**Data provided:**

--

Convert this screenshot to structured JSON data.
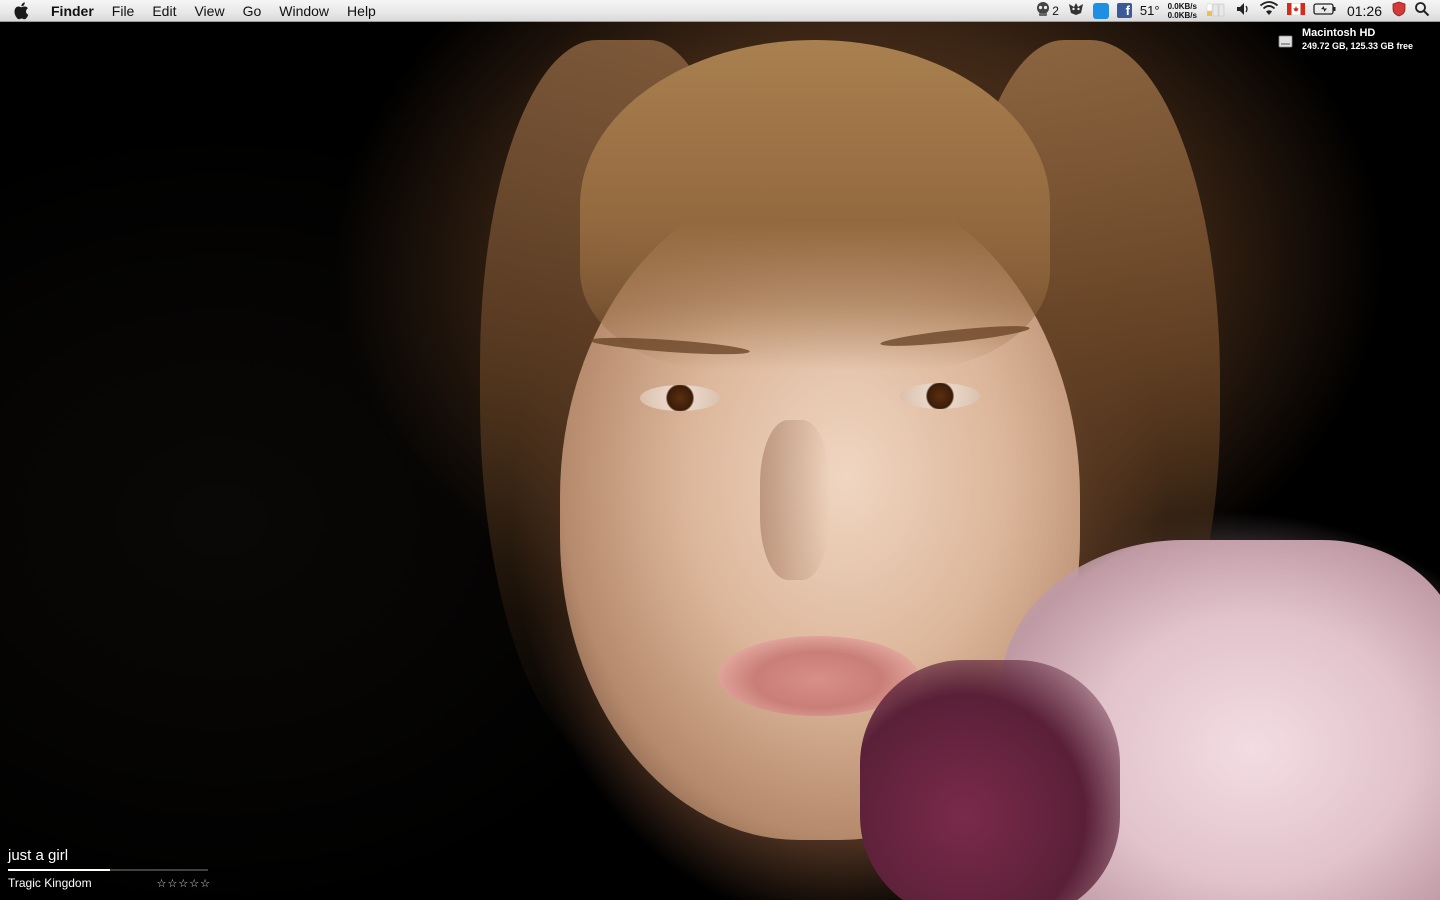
{
  "menubar": {
    "app_name": "Finder",
    "items": [
      "File",
      "Edit",
      "View",
      "Go",
      "Window",
      "Help"
    ],
    "status": {
      "alien_count": "2",
      "weather": "51°",
      "net_up": "0.0KB/s",
      "net_down": "0.0KB/s",
      "clock": "01:26"
    }
  },
  "icons": {
    "apple": "apple-logo-icon",
    "status": [
      "alien-monitor-icon",
      "growl-icon",
      "dropbox-icon",
      "facebook-icon",
      "weather-icon",
      "network-meter-icon",
      "memory-bars-icon",
      "volume-icon",
      "wifi-icon",
      "canada-flag-icon",
      "battery-icon",
      "shield-icon",
      "spotlight-search-icon"
    ]
  },
  "disk": {
    "name": "Macintosh HD",
    "info": "249.72 GB, 125.33 GB free"
  },
  "now_playing": {
    "title": "just a girl",
    "album": "Tragic Kingdom",
    "progress": 0.51,
    "rating_stars": [
      "☆",
      "☆",
      "☆",
      "☆",
      "☆"
    ]
  },
  "colors": {
    "menubar_top": "#f6f6f6",
    "menubar_bottom": "#d9d9d9",
    "widget_text": "#ffffff",
    "facebook_blue": "#3b5998",
    "dropbox_blue": "#1e8fe1",
    "flag_red": "#d52b1e",
    "shield_red": "#d43a3a"
  }
}
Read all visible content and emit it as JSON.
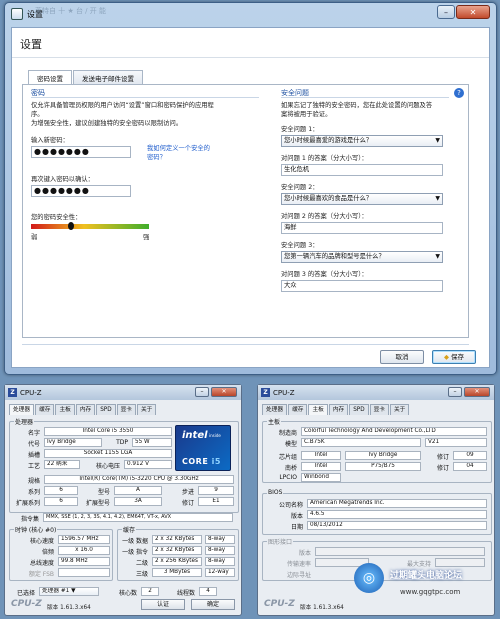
{
  "window": {
    "title": "设置",
    "behind_title": "莱特自 十 ★ 台 / 开 能"
  },
  "dialog": {
    "header": "设置",
    "tabs": [
      "密码设置",
      "发送电子邮件设置"
    ],
    "password": {
      "section": "密码",
      "desc1": "仅允许具备管理员权限的用户访问“设置”窗口和密码保护的应用程",
      "desc2": "序。",
      "desc3": "为增强安全性，建议创建独特的安全密码以限制访问。",
      "new_label": "输入新密码：",
      "new_value": "●●●●●●●",
      "link": "我如何定义一个安全的密码？",
      "confirm_label": "再次键入密码以确认：",
      "confirm_value": "●●●●●●●",
      "strength_label": "您的密码安全性：",
      "weak": "弱",
      "strong": "强",
      "strength": 0.33
    },
    "security": {
      "section": "安全问题",
      "desc1": "如果忘记了独特的安全密码，您在此处设置的问题及答",
      "desc2": "案将被用于验证。",
      "q1_label": "安全问题 1：",
      "q1_value": "您小时候最喜爱的游戏是什么？",
      "a1_label": "对问题 1 的答案（分大小写）：",
      "a1_value": "生化危机",
      "q2_label": "安全问题 2：",
      "q2_value": "您小时候最喜欢的食品是什么？",
      "a2_label": "对问题 2 的答案（分大小写）：",
      "a2_value": "海鲜",
      "q3_label": "安全问题 3：",
      "q3_value": "您第一辆汽车的品牌和型号是什么？",
      "a3_label": "对问题 3 的答案（分大小写）：",
      "a3_value": "大众"
    },
    "cancel": "取消",
    "save": "保存"
  },
  "cpuz1": {
    "title": "CPU-Z",
    "tabs": [
      "处理器",
      "缓存",
      "主板",
      "内存",
      "SPD",
      "显卡",
      "关于"
    ],
    "group_cpu": "处理器",
    "labels": {
      "name": "名字",
      "code": "代号",
      "tdp": "TDP",
      "socket": "插槽",
      "tech": "工艺",
      "voltage": "核心电压",
      "spec": "规格",
      "family": "系列",
      "model": "型号",
      "stepping": "步进",
      "ext_family": "扩展系列",
      "ext_model": "扩展型号",
      "revision": "修订",
      "instr": "指令集"
    },
    "values": {
      "name": "Intel Core i5 3550",
      "code": "Ivy Bridge",
      "tdp": "55 W",
      "socket": "Socket 1155 LGA",
      "tech": "22 纳米",
      "voltage": "0.912 V",
      "spec": "Intel(R) Core(TM) i5-3220 CPU @ 3.30GHz",
      "family": "6",
      "model": "A",
      "stepping": "9",
      "ext_family": "6",
      "ext_model": "3A",
      "revision": "E1",
      "instr": "MMX, SSE (1, 2, 3, 3S, 4.1, 4.2), EM64T, VT-x, AVX"
    },
    "logo": {
      "brand": "intel",
      "inside": "inside",
      "core": "CORE",
      "model": "i5"
    },
    "group_clock": "时钟 (核心 #0)",
    "clock_labels": [
      "核心速度",
      "倍频",
      "总线速度",
      "额定 FSB"
    ],
    "clock_values": [
      "1596.57 MHz",
      "x 16.0",
      "99.8 MHz",
      ""
    ],
    "group_cache": "缓存",
    "cache_labels": [
      "一级 数据",
      "一级 指令",
      "二级",
      "三级"
    ],
    "cache_values": [
      "2 x 32 KBytes",
      "2 x 32 KBytes",
      "2 x 256 KBytes",
      "3 MBytes"
    ],
    "cache_ways": [
      "8-way",
      "8-way",
      "8-way",
      "12-way"
    ],
    "selected_label": "已选择",
    "selected_value": "处理器 #1",
    "cores_label": "核心数",
    "cores_value": "2",
    "threads_label": "线程数",
    "threads_value": "4",
    "brand": "CPU-Z",
    "version": "版本 1.61.3.x64",
    "validate": "认证",
    "ok": "确定"
  },
  "cpuz2": {
    "title": "CPU-Z",
    "tabs": [
      "处理器",
      "缓存",
      "主板",
      "内存",
      "SPD",
      "显卡",
      "关于"
    ],
    "group_mb": "主板",
    "mb_labels": {
      "maker": "制造商",
      "model": "模型",
      "chipset": "芯片组",
      "south": "南桥",
      "lpcio": "LPCIO"
    },
    "mb_values": {
      "maker": "Colorful Technology And Development Co.,LTD",
      "model": "C.B75K",
      "model_rev": "V21",
      "chipset_vendor": "Intel",
      "chipset_name": "Ivy Bridge",
      "chipset_rev": "09",
      "south_vendor": "Intel",
      "south_name": "P75/B75",
      "south_rev": "04",
      "lpcio": "Winbond"
    },
    "rev_label": "修订",
    "group_bios": "BIOS",
    "bios_labels": [
      "公司名称",
      "版本",
      "日期"
    ],
    "bios_values": [
      "American Megatrends Inc.",
      "4.6.5",
      "08/13/2012"
    ],
    "group_gfx": "图形接口",
    "gfx_labels": [
      "版本",
      "传输速率",
      "边际寻址"
    ],
    "gfx_max": "最大支持",
    "brand": "CPU-Z",
    "version": "版本 1.61.3.x64"
  },
  "watermark": {
    "text": "过期罐头电脑论坛",
    "url": "www.gqgtpc.com"
  }
}
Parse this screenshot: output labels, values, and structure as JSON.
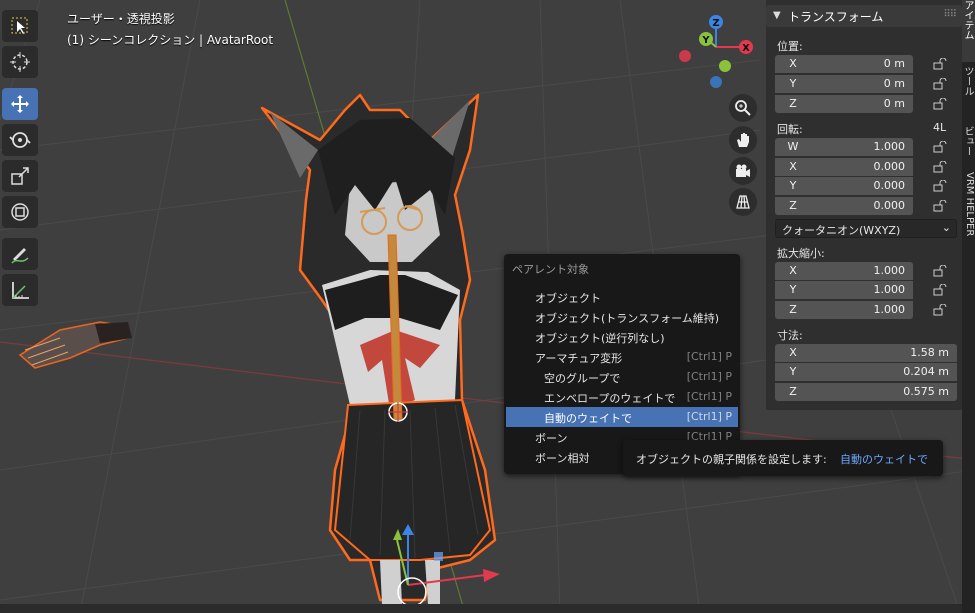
{
  "viewport": {
    "view_name": "ユーザー・透視投影",
    "collection": "(1) シーンコレクション | AvatarRoot"
  },
  "toolbar": {
    "tools": [
      "select-box",
      "cursor",
      "move",
      "rotate",
      "scale",
      "transform",
      "annotate",
      "measure"
    ],
    "active_tool": "move"
  },
  "gizmo": {
    "axes": [
      "X",
      "Y",
      "Z"
    ],
    "colors": {
      "x": "#e2394f",
      "y": "#8bc23b",
      "z": "#3b86e2"
    }
  },
  "nav_buttons": [
    "zoom-icon",
    "hand-icon",
    "camera-icon",
    "grid-icon"
  ],
  "transform_panel": {
    "title": "トランスフォーム",
    "location_label": "位置:",
    "location": [
      {
        "axis": "X",
        "value": "0 m"
      },
      {
        "axis": "Y",
        "value": "0 m"
      },
      {
        "axis": "Z",
        "value": "0 m"
      }
    ],
    "rotation_label": "回転:",
    "rotation_mode_short": "4L",
    "rotation": [
      {
        "axis": "W",
        "value": "1.000"
      },
      {
        "axis": "X",
        "value": "0.000"
      },
      {
        "axis": "Y",
        "value": "0.000"
      },
      {
        "axis": "Z",
        "value": "0.000"
      }
    ],
    "rotation_mode": "クォータニオン(WXYZ)",
    "scale_label": "拡大縮小:",
    "scale": [
      {
        "axis": "X",
        "value": "1.000"
      },
      {
        "axis": "Y",
        "value": "1.000"
      },
      {
        "axis": "Z",
        "value": "1.000"
      }
    ],
    "dimensions_label": "寸法:",
    "dimensions": [
      {
        "axis": "X",
        "value": "1.58 m"
      },
      {
        "axis": "Y",
        "value": "0.204 m"
      },
      {
        "axis": "Z",
        "value": "0.575 m"
      }
    ]
  },
  "side_tabs": [
    "アイテム",
    "ツール",
    "ビュー",
    "VRM HELPER"
  ],
  "context_menu": {
    "title": "ペアレント対象",
    "items": [
      {
        "label": "オブジェクト",
        "shortcut": "",
        "indent": false,
        "highlight": false
      },
      {
        "label": "オブジェクト(トランスフォーム維持)",
        "shortcut": "",
        "indent": false,
        "highlight": false
      },
      {
        "label": "オブジェクト(逆行列なし)",
        "shortcut": "",
        "indent": false,
        "highlight": false
      },
      {
        "label": "アーマチュア変形",
        "shortcut": "[Ctrl1] P",
        "indent": false,
        "highlight": false
      },
      {
        "label": "空のグループで",
        "shortcut": "[Ctrl1] P",
        "indent": true,
        "highlight": false
      },
      {
        "label": "エンベロープのウェイトで",
        "shortcut": "[Ctrl1] P",
        "indent": true,
        "highlight": false
      },
      {
        "label": "自動のウェイトで",
        "shortcut": "[Ctrl1] P",
        "indent": true,
        "highlight": true
      },
      {
        "label": "ボーン",
        "shortcut": "[Ctrl1] P",
        "indent": false,
        "highlight": false
      },
      {
        "label": "ボーン相対",
        "shortcut": "",
        "indent": false,
        "highlight": false
      }
    ]
  },
  "tooltip": {
    "description": "オブジェクトの親子関係を設定します:",
    "value": "自動のウェイトで"
  }
}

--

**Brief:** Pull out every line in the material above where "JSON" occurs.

**Task response:**
Convert this screenshot to structured JSON data.
Read all visible content and emit it as JSON.
Parse this screenshot: output labels, values, and structure as JSON.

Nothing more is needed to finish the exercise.